This self-titled “maverick”, at first branded herself as a strong political influence with ties to family values, motherhood, main street U.S.A, and conservatism. After her failed run as Vice President during the 2008 Presidential election, she has since morphed into a celebrity.

With her daughter partaking in Dancing With the Stars, and herself being the star of TLC’S Sarah Palin’s Alaska, she has been capitalizing on her celebrity status with a book tour, speech engagements, and recently, Fox News contributor. Do politics even play a role in her brand anymore?

While her views haven’t changed about how the government should be run (if she even can even articulate her views without having to beat around the bush), she has basically destroyed her political brand. In several interviews, she has lost her credibility by not being able to answer simple political questions.

Here is an example of her failing to brand herself as a knowledgeable politician.

Below is a video of her dropping the ball in Politics 101.

According to The Huffington Post, her reality show received $1.2 million in tax credits, a third of what it took to film the series. While other series filmed in Alaska do take advantage of the tax credit, Palin’s show profited the most, angering many citizens. With her stance on outrageous government spending, it is odd that she would partake in something that takes advantage of government funding This further harms her political credibility because she is profiting off the government that she previously lead.

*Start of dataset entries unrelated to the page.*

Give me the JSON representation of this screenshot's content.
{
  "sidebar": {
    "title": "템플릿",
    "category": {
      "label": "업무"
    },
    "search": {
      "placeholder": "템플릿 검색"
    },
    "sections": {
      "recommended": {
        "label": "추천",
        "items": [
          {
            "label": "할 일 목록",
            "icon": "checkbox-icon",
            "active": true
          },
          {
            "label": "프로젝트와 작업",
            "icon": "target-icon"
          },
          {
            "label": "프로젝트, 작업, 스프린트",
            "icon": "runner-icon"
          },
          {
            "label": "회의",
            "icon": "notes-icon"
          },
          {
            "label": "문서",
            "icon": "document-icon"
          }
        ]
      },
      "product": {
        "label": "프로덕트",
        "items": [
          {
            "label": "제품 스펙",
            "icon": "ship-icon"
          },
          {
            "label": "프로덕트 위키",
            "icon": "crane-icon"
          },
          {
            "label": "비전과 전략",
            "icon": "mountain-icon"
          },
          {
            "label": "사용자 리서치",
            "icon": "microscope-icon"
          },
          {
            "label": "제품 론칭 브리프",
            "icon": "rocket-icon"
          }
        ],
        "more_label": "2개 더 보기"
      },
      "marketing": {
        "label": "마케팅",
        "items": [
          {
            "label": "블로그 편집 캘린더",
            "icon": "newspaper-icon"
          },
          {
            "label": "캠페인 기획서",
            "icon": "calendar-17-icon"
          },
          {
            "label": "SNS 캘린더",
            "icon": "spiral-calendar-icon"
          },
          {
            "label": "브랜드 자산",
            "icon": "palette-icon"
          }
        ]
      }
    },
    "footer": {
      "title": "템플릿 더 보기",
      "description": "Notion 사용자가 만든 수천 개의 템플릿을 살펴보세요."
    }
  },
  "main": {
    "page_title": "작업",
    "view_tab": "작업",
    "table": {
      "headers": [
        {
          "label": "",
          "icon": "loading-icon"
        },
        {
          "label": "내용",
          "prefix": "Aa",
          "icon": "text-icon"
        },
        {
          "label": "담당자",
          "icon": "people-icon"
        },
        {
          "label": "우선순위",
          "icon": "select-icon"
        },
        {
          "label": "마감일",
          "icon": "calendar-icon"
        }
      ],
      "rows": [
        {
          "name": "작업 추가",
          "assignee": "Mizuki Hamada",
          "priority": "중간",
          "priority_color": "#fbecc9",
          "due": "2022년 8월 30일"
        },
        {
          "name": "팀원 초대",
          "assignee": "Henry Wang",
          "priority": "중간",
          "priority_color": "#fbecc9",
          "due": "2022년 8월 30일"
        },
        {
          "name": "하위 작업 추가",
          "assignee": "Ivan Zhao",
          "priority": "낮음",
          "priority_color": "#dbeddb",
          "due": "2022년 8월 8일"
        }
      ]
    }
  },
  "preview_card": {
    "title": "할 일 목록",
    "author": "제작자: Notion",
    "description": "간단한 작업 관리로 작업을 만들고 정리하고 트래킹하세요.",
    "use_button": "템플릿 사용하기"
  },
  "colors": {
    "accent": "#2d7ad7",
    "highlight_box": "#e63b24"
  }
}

So what’s your take on her brand? Will this affect her future in politics, with a possible 2012 Presidential run? Is she still a positive political figure or simply a public nuisance?

-Allison Day, Jessica Berinson, Megan Canny, Melissa Gagliardi, Scott Burgess